    And hopefully you’ll tie your protag’s goal in with their psychological and moral need, so that only by solving the problem/achieving their goal, will they also fix their character’s need- which of course will show the growth that letter writer was aiming to show.

  10. Passive = Bad

    Reluctant = Good

    Brody is a perfect reluctant hero with events tugging at him while he just wants to read the paper. Other examples include Stu Redman in The Stand (drinking beer in a dusty Texas town when the car careens into the gas station) and Rick in The Walking Dead (waking up in the hospital to find everything has, um, changed, but he still has his small town middle-class viewpoint intact.)

    Some days you just don’t feel heroic. Unfortunately, sharks, plagues, and zombies often don’t leave you any choice. It is a great character because he has to examine himself while the vortex just keeps swirling faster and he has no choice but to rise to the occasion. And yes, women can be reluctant heroes as well. Was there any character wishy-washier than Walking Dead Carol?

    But at some point, long long before the midpoint (I’d say before the end of the first act,) Charlie Brown has to grab the football and run with it or he’s not the protag.

    Terri

  11. 1. If they are too passive, that would tell me there is not enough conflict , nothing to fight for, no reason to “do something”… definitely says lack of conflict to me. No conflict = no story.

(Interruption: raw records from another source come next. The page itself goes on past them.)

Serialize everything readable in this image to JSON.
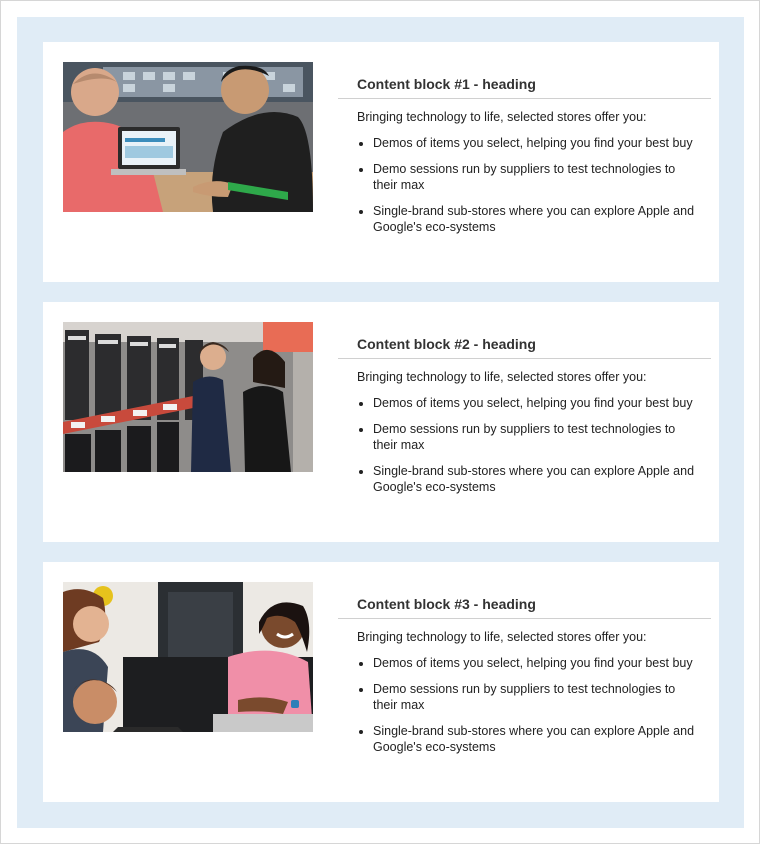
{
  "cards": [
    {
      "heading": "Content block #1 - heading",
      "intro": "Bringing technology to life, selected stores offer you:",
      "bullets": [
        "Demos of items you select, helping you find your best buy",
        "Demo sessions run by suppliers to test technologies to their max",
        "Single-brand sub-stores where you can explore Apple and Google's eco-systems"
      ]
    },
    {
      "heading": "Content block #2 - heading",
      "intro": "Bringing technology to life, selected stores offer you:",
      "bullets": [
        "Demos of items you select, helping you find your best buy",
        "Demo sessions run by suppliers to test technologies to their max",
        "Single-brand sub-stores where you can explore Apple and Google's eco-systems"
      ]
    },
    {
      "heading": "Content block #3 - heading",
      "intro": "Bringing technology to life, selected stores offer you:",
      "bullets": [
        "Demos of items you select, helping you find your best buy",
        "Demo sessions run by suppliers to test technologies to their max",
        "Single-brand sub-stores where you can explore Apple and Google's eco-systems"
      ]
    }
  ],
  "colors": {
    "panel_background": "#e0ecf6",
    "card_background": "#ffffff",
    "divider": "#d0d0d0"
  }
}
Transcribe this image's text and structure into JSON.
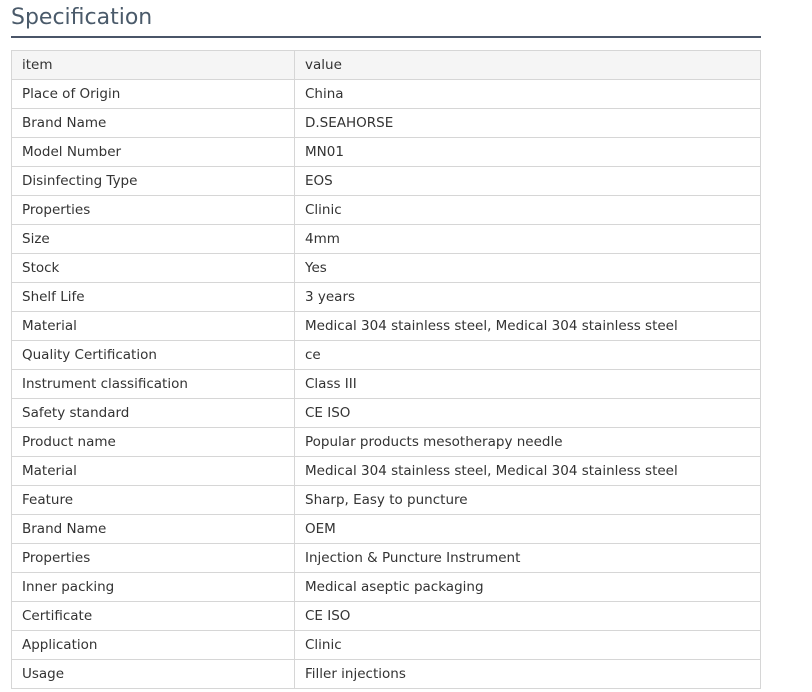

    2. We all hope and want to believe we’d “do something” in a bad situation, so we want our hero to “do something” or it’s hard to want to identify and stay with them.

    3. Sometimes I think people get confused between passive and peaceable, gentle, or kind. Someone who prefers to handle problems in other ways if possible, because they are nice and bad people like to stomp on that. A character like this might let something seemingly slide a bit to give someone a fair chance to correct themselves (but be keeping on eye on things), or giving a warning, or give seemingly benign help to someone who is being picked on- without going after the baddies- so they seem passive, but they are still actually “doing something”. .. The line just hasn’t been crossed yet.

  12. Pingback: Links To Blog Posts on Writing – October 2015 | Anna Butler

Comments are closed.